So why play the game at all? Is there no way for two intelligent, focused people to enjoy some cerebral competition amid the enlarged intersecting grid of a phone’s pound key? Actually, no. If you lose at tic-tac-toe, that means you probably stopped paying attention. That said, there are strategies you could employ to trip up your opponent. But the real question is, why bother?
Tic-tac-toe is a pastime, a game whose only purpose is to teach kids the art of sportsmanship and to see whose head is higher up in the clouds, disconnected from reality. Perhaps it has always been this way. Read more…
After yesterday’s tragic tale of lotto-mania gone bad, I needed to cleanse my perceptual palette. Is there good news to be found among the scant few lottery winners with the infamy required to earn a Wikipedia page? Are the only stories worth reading about filled with tragedy, back-stabbery and lawsuits? What I found was a mix of the disheartening and the uplifting, a stew of consequence defined by circumstance and character.
Despite my wallet’s commitment to porousness, I still believe I’d be able to successfully navigate the minefield of sudden wealth. My family (apart from a few wayward flakes – you know who you are) is strong and secure. I’ve made enough atrocious financial decisions to know one when I see one. I recycle. Not sure if that last one will help me, but I’m plugging for karma to give me a shot at proving my ability to handle a big lottery win.
I’d have to do better than Abraham Shakespeare. This guy’s story makes the Lavigueur family in yesterday’s article look like a happy ending. Abe was something of an underachiever, having done time for a few burglaries and hopping from labor job to labor job in Florida. When he struck the winning numbers in a $30 million Florida lottery in 2006, everything began to fall apart. Read more…
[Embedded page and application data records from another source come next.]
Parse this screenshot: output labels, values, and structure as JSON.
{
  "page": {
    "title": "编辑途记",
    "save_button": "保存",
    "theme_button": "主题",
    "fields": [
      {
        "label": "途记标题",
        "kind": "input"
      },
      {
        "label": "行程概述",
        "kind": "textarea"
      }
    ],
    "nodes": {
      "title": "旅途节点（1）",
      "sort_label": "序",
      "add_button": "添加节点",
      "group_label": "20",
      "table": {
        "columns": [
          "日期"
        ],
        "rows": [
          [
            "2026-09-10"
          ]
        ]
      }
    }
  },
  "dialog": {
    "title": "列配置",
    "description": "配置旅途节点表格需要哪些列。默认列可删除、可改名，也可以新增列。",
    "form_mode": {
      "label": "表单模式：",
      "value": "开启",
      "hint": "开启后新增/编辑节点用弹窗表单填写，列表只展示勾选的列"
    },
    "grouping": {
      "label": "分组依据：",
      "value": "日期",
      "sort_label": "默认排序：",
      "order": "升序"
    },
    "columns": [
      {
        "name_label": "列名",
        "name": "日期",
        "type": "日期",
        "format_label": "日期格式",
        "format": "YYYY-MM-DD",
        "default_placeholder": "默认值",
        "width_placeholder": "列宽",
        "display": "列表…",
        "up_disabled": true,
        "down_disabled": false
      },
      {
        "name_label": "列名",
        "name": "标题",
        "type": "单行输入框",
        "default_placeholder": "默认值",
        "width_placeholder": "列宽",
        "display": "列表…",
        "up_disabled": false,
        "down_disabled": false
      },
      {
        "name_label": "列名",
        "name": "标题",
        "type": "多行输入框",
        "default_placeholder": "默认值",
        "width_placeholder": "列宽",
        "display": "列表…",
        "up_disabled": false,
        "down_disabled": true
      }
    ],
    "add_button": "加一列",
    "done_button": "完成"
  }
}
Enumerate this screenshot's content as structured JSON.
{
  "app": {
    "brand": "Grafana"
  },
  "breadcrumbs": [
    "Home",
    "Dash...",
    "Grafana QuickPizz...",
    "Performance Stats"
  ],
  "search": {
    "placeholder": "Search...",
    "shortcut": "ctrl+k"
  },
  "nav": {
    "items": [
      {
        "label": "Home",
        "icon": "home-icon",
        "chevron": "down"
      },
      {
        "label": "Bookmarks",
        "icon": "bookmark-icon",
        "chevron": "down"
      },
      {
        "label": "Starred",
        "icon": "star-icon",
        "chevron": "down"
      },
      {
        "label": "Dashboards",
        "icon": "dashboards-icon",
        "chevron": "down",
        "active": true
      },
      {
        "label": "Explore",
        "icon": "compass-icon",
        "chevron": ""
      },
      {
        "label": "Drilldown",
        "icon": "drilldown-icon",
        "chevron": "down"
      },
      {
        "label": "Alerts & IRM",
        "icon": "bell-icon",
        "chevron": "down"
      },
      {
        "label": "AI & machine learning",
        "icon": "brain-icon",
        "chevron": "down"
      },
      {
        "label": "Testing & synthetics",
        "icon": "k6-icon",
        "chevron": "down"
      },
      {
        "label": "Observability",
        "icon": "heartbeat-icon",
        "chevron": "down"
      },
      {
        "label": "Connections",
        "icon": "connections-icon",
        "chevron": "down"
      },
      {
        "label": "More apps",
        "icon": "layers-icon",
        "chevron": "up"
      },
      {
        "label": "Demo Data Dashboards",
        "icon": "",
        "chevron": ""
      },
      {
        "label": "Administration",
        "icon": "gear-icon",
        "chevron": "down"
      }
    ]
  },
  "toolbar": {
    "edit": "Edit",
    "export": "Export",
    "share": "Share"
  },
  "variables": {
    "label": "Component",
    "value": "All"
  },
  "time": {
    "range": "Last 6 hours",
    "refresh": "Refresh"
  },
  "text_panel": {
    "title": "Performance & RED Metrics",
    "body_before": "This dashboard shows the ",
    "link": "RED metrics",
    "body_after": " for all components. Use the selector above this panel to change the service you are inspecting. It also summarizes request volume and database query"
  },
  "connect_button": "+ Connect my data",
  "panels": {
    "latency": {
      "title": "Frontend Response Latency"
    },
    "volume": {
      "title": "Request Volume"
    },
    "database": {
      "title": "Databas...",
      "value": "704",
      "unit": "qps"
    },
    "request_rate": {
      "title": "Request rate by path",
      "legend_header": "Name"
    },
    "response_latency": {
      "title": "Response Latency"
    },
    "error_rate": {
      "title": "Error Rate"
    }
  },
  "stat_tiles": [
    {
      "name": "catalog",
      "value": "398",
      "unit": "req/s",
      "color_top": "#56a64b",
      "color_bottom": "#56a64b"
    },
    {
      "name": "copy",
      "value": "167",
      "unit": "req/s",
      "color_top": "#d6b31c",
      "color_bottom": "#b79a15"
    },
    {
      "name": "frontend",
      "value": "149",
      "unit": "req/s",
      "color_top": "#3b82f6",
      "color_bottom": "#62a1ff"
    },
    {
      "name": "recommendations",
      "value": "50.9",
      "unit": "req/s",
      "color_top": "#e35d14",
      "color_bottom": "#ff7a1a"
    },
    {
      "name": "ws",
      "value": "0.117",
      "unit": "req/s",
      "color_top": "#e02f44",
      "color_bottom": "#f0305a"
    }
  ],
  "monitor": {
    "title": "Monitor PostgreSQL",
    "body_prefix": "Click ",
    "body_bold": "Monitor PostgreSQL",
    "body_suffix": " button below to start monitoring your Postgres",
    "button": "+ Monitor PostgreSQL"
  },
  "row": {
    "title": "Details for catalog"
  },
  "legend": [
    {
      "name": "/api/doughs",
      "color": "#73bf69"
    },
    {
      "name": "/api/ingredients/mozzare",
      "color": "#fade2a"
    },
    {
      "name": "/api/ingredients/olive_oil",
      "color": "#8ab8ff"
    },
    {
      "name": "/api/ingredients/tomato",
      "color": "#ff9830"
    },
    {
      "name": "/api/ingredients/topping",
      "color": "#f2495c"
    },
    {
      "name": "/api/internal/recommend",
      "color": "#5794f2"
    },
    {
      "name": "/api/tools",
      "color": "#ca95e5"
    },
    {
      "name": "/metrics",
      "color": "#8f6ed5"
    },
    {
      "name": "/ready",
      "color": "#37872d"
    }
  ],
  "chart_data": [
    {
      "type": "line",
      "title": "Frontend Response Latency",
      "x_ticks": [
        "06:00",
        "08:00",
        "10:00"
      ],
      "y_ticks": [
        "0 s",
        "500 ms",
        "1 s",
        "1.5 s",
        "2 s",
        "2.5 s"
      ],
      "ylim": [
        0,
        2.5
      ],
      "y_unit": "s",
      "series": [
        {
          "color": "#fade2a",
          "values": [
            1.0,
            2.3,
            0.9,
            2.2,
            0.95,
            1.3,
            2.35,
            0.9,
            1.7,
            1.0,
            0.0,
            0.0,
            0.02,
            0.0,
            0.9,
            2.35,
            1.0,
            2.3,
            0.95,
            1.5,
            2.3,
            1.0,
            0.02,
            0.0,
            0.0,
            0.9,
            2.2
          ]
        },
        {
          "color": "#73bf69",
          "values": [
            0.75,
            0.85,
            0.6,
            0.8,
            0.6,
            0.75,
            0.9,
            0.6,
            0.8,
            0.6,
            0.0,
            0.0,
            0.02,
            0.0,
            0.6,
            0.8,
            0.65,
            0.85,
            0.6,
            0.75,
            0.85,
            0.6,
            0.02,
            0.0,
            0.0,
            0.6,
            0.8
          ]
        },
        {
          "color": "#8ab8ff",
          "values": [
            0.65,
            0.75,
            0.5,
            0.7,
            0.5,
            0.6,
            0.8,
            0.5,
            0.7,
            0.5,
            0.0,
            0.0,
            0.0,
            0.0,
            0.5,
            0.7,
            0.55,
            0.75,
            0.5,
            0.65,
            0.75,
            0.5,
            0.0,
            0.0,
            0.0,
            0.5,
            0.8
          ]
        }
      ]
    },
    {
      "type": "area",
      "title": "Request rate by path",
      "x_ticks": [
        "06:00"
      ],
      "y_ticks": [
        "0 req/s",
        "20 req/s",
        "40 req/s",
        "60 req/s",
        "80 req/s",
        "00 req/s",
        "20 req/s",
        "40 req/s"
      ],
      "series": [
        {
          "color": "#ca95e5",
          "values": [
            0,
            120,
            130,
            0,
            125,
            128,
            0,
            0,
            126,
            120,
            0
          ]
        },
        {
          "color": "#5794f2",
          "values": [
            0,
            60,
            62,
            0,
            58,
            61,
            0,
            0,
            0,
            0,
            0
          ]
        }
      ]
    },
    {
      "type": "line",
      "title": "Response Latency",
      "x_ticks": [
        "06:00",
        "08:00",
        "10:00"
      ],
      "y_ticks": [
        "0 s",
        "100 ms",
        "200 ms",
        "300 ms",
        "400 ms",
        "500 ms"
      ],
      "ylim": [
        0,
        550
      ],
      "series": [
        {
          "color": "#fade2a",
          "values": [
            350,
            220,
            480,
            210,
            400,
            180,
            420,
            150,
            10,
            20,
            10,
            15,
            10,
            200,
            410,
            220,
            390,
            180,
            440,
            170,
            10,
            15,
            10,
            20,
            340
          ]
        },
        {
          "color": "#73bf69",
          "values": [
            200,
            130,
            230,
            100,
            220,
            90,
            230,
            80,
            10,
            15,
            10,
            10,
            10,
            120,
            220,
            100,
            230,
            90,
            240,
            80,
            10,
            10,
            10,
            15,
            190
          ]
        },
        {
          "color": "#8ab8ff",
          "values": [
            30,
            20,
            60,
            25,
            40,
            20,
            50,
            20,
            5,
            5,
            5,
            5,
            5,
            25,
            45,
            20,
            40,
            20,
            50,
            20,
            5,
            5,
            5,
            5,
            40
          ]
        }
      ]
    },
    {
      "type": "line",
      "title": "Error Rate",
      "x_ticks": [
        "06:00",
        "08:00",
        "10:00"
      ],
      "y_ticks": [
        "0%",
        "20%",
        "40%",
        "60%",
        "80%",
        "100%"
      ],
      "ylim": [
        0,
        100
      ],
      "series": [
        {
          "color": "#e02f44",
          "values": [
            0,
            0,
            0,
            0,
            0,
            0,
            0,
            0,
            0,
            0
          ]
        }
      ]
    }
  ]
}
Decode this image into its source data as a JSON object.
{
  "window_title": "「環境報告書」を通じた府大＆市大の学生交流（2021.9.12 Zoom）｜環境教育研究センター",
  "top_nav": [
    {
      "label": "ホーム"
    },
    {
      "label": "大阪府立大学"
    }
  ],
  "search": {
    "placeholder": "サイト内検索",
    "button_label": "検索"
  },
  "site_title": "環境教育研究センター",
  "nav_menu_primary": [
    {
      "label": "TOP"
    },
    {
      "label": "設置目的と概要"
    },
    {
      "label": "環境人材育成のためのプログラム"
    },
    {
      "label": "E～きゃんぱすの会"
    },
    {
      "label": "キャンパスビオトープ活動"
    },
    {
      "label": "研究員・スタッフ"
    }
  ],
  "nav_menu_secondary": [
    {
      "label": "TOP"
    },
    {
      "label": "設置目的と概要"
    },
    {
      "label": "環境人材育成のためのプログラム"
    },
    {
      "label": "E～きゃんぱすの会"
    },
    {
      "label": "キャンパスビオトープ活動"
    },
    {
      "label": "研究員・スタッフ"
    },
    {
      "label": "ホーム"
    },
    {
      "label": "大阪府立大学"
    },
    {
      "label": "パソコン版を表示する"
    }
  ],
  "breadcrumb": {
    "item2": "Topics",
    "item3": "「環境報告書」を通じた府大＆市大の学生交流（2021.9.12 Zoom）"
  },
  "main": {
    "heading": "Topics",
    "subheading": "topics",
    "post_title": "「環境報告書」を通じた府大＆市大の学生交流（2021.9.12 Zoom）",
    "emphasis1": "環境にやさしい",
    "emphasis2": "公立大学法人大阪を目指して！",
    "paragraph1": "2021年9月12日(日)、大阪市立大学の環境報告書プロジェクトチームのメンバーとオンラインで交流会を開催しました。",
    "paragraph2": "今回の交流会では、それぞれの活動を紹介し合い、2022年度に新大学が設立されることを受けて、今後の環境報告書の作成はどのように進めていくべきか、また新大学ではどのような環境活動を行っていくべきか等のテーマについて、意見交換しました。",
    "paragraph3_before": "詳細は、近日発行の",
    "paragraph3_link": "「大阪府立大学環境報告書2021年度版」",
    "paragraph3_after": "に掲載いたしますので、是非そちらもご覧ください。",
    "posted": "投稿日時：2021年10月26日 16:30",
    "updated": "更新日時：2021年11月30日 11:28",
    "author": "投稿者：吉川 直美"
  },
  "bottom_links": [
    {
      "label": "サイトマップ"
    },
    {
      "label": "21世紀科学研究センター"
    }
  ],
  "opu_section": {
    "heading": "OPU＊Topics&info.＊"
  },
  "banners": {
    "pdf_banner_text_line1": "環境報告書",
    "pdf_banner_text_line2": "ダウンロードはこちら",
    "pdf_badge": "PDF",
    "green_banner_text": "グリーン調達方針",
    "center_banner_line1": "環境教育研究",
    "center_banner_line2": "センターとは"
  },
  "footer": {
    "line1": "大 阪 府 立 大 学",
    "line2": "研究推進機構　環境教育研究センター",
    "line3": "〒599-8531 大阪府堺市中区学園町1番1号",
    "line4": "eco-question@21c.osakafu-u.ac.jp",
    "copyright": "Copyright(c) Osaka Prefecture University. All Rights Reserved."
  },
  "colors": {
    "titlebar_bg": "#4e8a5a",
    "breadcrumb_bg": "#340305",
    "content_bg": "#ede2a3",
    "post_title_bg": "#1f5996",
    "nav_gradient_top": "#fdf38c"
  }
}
Most lottery winners disappear with their winnings into obscurity, savoring fortune whilst evading fame, happy to have their spotlight moment in the evening news, then disappearing into the night with their oversize novelty check tucked beneath their arm. Whether the money changes their lives, whether it changes who they are, remains invisible to all who don’t know them. That’s a stroke of victory. Big bucks with no ensuing Whammy.
But our culture, which seems morbidly mired in its own sense of perpetual denigration, yearns to see the failure of others. Whether it’s from Schadenfreude or simple jealousy, our purveyors of tabloid trash instinctively know how desperately we want to see the mighty fall, even if they are only mighty because a half-dozen ping pong balls got spit out of a machine. It’s a “human interest” story. They bought a ticket just like we did, but they won.
This story starts out so cinematically it almost seems made-up. The year is 1986. Jean-Guy Lavigueur of Ville-Marie (a poor section of Montreal) has been out of work for a year and a half, a single father of four since the kids’ mother passed away. They had lost two children due to heart issues, and Jean-Guy just wants to keep his family together. He buys a lottery ticket. Then he loses his wallet. Read more…